-1
\$\begingroup\$

why bode stability criteria dictates 90deg of phase margin ? my understanding is that it is so when a system is cascaded with another there's a margin so the phase doesn't get to 180 and over, am i right ?

\$\endgroup\$
2
\$\begingroup\$

Cascading stages isn't a problem - it's a problem when you apply "negative" feedback from the output of the last stage to the input of the first stage. That's when trouble can start.

So, if both stages shift by 90 degrees at a certain frequency then applying negative feedback is really applying positive feedback.

Simple words: -

  • Asymptotic stability - after returning the input to a control system to the neutral value, the output falls back to zero.
  • Marginal stability (as per an integrator) - after returning the input to the neutral value, the output does not fall back to zero.
\$\endgroup\$
  • 1
    \$\begingroup\$ Andy aka, what means "removing"? Open circuit at the input?
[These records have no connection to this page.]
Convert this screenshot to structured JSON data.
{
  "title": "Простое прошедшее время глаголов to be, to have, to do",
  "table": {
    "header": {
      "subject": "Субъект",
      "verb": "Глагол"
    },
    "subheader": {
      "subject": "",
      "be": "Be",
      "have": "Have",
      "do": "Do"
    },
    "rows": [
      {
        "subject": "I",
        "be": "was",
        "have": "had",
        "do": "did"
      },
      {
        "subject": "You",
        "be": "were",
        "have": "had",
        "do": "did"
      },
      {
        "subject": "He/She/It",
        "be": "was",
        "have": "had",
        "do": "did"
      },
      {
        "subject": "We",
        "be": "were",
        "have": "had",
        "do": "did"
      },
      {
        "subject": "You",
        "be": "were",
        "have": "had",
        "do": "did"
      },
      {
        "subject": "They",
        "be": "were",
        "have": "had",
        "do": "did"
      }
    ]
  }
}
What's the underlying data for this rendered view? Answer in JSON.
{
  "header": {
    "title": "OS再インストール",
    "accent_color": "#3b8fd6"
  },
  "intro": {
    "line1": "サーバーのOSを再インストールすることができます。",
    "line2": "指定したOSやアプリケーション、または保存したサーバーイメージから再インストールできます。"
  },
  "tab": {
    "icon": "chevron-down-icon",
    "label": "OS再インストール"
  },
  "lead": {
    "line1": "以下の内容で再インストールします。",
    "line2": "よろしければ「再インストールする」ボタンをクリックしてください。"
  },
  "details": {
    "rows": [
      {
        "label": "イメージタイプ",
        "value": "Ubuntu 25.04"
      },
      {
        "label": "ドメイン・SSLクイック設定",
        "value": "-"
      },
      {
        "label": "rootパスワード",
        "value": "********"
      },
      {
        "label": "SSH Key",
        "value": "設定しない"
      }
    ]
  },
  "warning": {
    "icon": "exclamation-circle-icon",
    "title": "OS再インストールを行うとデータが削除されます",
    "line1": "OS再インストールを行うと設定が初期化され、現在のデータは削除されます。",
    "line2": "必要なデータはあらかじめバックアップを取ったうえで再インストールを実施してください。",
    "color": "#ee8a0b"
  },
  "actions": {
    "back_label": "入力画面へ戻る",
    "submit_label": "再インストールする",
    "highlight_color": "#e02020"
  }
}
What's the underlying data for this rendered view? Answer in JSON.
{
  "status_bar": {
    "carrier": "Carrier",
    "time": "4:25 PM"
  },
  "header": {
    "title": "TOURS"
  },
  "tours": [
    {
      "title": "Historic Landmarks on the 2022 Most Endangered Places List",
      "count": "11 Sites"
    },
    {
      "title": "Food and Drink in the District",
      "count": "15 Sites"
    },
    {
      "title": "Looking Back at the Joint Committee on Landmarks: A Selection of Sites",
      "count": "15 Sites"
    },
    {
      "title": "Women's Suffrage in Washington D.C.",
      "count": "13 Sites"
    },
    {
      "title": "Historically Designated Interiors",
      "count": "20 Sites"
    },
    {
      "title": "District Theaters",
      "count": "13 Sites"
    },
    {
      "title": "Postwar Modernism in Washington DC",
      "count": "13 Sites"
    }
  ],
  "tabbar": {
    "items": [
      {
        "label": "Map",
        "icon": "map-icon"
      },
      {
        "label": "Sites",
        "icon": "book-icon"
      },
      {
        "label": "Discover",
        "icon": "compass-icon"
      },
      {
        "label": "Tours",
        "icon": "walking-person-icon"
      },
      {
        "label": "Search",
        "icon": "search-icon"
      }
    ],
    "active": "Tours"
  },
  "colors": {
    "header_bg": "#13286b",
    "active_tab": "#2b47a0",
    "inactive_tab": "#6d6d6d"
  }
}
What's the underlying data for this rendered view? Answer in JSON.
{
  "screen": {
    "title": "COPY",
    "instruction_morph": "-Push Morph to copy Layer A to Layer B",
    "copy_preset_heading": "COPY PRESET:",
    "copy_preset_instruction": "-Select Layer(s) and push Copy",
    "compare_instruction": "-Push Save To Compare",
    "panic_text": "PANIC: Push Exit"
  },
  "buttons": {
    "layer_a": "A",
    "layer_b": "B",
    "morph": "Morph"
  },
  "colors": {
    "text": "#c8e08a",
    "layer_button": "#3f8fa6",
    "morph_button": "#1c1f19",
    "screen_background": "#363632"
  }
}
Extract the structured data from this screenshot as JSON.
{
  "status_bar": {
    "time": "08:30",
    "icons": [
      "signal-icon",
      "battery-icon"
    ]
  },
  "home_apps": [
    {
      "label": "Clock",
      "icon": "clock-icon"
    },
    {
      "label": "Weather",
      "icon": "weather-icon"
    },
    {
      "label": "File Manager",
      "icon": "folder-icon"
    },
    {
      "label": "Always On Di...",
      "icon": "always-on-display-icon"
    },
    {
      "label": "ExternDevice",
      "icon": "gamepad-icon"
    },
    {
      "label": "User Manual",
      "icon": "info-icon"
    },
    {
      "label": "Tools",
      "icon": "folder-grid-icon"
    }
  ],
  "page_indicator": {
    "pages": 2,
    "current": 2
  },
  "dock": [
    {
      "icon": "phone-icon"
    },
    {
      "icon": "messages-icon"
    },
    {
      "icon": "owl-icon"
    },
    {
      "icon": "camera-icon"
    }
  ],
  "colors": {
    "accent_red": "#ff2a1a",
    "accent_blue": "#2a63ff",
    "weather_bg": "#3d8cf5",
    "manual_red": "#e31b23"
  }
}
Shouldn`t it mean: Shorting the input to zero volts? According to your "definition" an integrator circuit would be not absolutely stable - which is wrong. An integrator is stable! \$\endgroup\$ – LvW Apr 27 '18 at 15:40
  • \$\begingroup\$ @LvW yes I'll fix the ambiguity of the word removal. \$\endgroup\$ – Andy aka Apr 27 '18 at 16:32
1
\$\begingroup\$

It is not true that "bode stability criteria dictates 90deg of phase margin". A system with feedback is classified as "asymptotic stable" even in case of a phase margin of 10 deg (or lower).
In most cases, a margin in the region of 60 deg is envisaged because, in this case, the step response shows only a slight overshoot.

\$\endgroup\$

Your Answer

By clicking “Post Your Answer”, you agree to our terms of service, privacy policy and cookie policy

Not the answer you're looking for? Browse other questions tagged or ask your own question.